| April 2009
Peripheral nerves are surrounded by an external sheath, which contains concentric layers of thin perineurial cells.
Perineuriomas (PN) are rare nerve sheath tumours composed of well-differentiated perineurial cells exhibiting immunoreactivity for epithelial membrane antigen (EMA).
These lesions occur preferentially in adults and may arise in a wide variety of anatomic sites.
3 main forms of
2. Intraneural PN: Rare type. Presents as a swelling of a major nerve in young adults.
3. Sclerosing perineurioma: Solitary, small nodule in the finger or palm usually in young adults and is associated with deletion of NF2 gene on chromosome 22.
Other variants: Fibrous and reticular perineuriomas
Well circumscribed non-encapsulated lesion composed of spindle cells with eosinophilic cytoplasm and elongated nuclei. The cells are parallel to each other or form small concentric whorls (onion bulbs).
All perineuriomas are EMA positive (focally in some cases), Claudin-1 positive and S100 protein negative.
Common electron microscopic features are organelle-poor cell processes, many pinocytotic vesicles, sparse intermediate filaments, tight junctions and patchy external lamina.
Sclerosing perineurioma: Well-circumscribed lesion characterized by small epithelioid cells exhibiting corded, trabecular and whorled growth patters together with spindle cells with wavy nuclei end elongated cytoplasmic processes and thick collagen. There is focal whorling of tumour cells. The cells are set in a dense collagenous backround. Immunohistochemically, most of the tumour cells are positive for epithelial membrane antigen, vimentin, collagen type IV and CD10, but not for S-100 protein, CD34, desmin and cytokeratin. The tumor cells are positive for the human erythrocyte glucose transporter (GLUT1) antigen suggesting that this could be an useful marker for the identification of sclerosing perineurioma.

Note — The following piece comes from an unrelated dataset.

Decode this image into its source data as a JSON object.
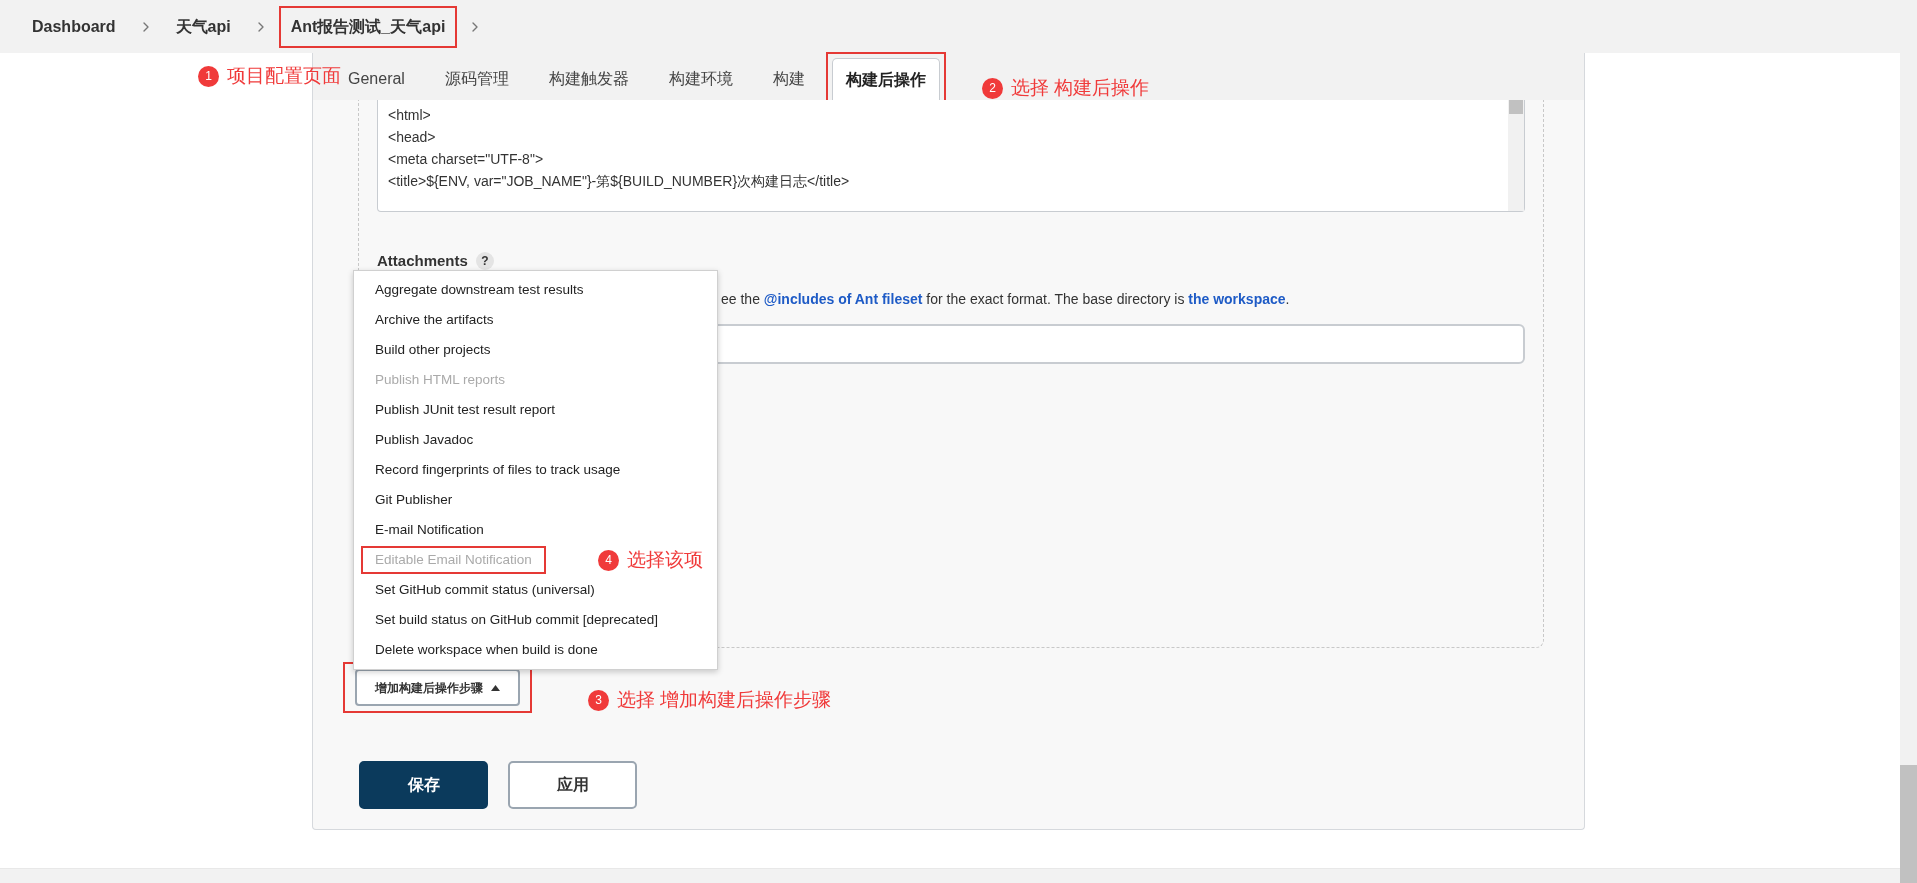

Reticular perineurioma: Microscopically the lesions are characterized by a predominantly lace-like
or reticular growth pattern composed of anastomosing cords of fusiform
cells with bipolar cytoplasmic processes and palely eosinophilic
cytoplasm. Nuclei were centrally placed, ovoid to fusiform in shape, and
no mitoses were seen. Transition to more cellular areas was focally
present in all cases. D/D: Myoepithelial tumors,
extraskeletal myxoid chondrosarcoma, and myxoid synovial sarcoma.
Perineuriomas may arise
in the intestine usually as intramucosal lesions detected as colorectal
polyps with distinctive histologic features including entrapment of
colonic crypts. Intestinal perineuriomas are distinguished from
other spindle cell neoplasms of the gastrointestinal tract by
immunostaining for EMA and claudin-1.